--- STUDY MATERIAL Enclosed Below ---
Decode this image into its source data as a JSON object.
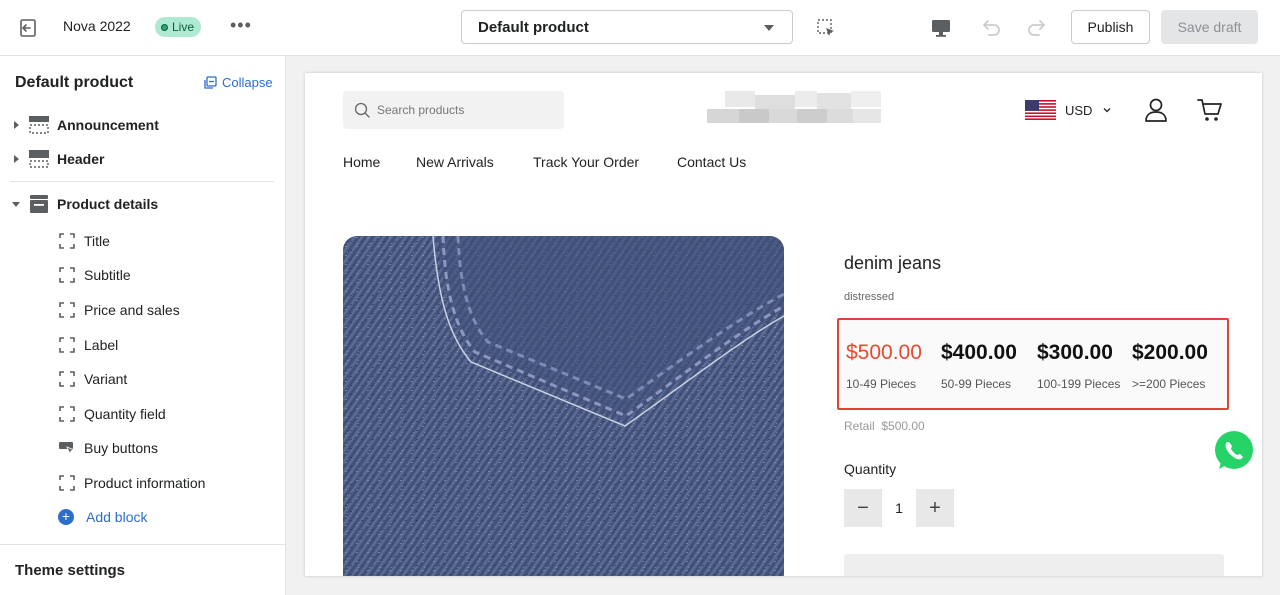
{
  "topbar": {
    "store_name": "Nova 2022",
    "status": "Live",
    "more": "•••",
    "template_select": "Default product",
    "publish_label": "Publish",
    "save_label": "Save draft"
  },
  "sidebar": {
    "title": "Default product",
    "collapse_label": "Collapse",
    "sections": [
      {
        "label": "Announcement"
      },
      {
        "label": "Header"
      },
      {
        "label": "Product details"
      }
    ],
    "blocks": [
      {
        "label": "Title"
      },
      {
        "label": "Subtitle"
      },
      {
        "label": "Price and sales"
      },
      {
        "label": "Label"
      },
      {
        "label": "Variant"
      },
      {
        "label": "Quantity field"
      },
      {
        "label": "Buy buttons"
      },
      {
        "label": "Product information"
      }
    ],
    "add_block_label": "Add block",
    "theme_settings_label": "Theme settings"
  },
  "preview": {
    "search_placeholder": "Search products",
    "currency": "USD",
    "nav": [
      "Home",
      "New Arrivals",
      "Track Your Order",
      "Contact Us"
    ],
    "product_title": "denim jeans",
    "product_subtitle": "distressed",
    "tiers": [
      {
        "price": "$500.00",
        "qty": "10-49 Pieces"
      },
      {
        "price": "$400.00",
        "qty": "50-99 Pieces"
      },
      {
        "price": "$300.00",
        "qty": "100-199 Pieces"
      },
      {
        "price": "$200.00",
        "qty": ">=200 Pieces"
      }
    ],
    "retail": "Retail  $500.00",
    "quantity_label": "Quantity",
    "quantity_value": "1",
    "minus": "−",
    "plus": "+"
  },
  "colors": {
    "accent_blue": "#2c6ecb",
    "live_badge": "#aee9d1",
    "highlight_border": "#e0423a",
    "first_tier_price": "#e8492f",
    "whatsapp": "#25d366"
  },
  "icons": {
    "exit": "exit-icon",
    "inspect": "inspect-icon",
    "desktop": "desktop-icon",
    "undo": "undo-icon",
    "redo": "redo-icon",
    "search": "search-icon",
    "user": "user-icon",
    "cart": "cart-icon",
    "whatsapp": "whatsapp-icon"
  }
}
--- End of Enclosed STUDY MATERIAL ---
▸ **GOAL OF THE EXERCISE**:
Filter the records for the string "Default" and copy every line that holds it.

▸ **ANSWER BOX**:
    "template_select": "Default product",
    "title": "Default product",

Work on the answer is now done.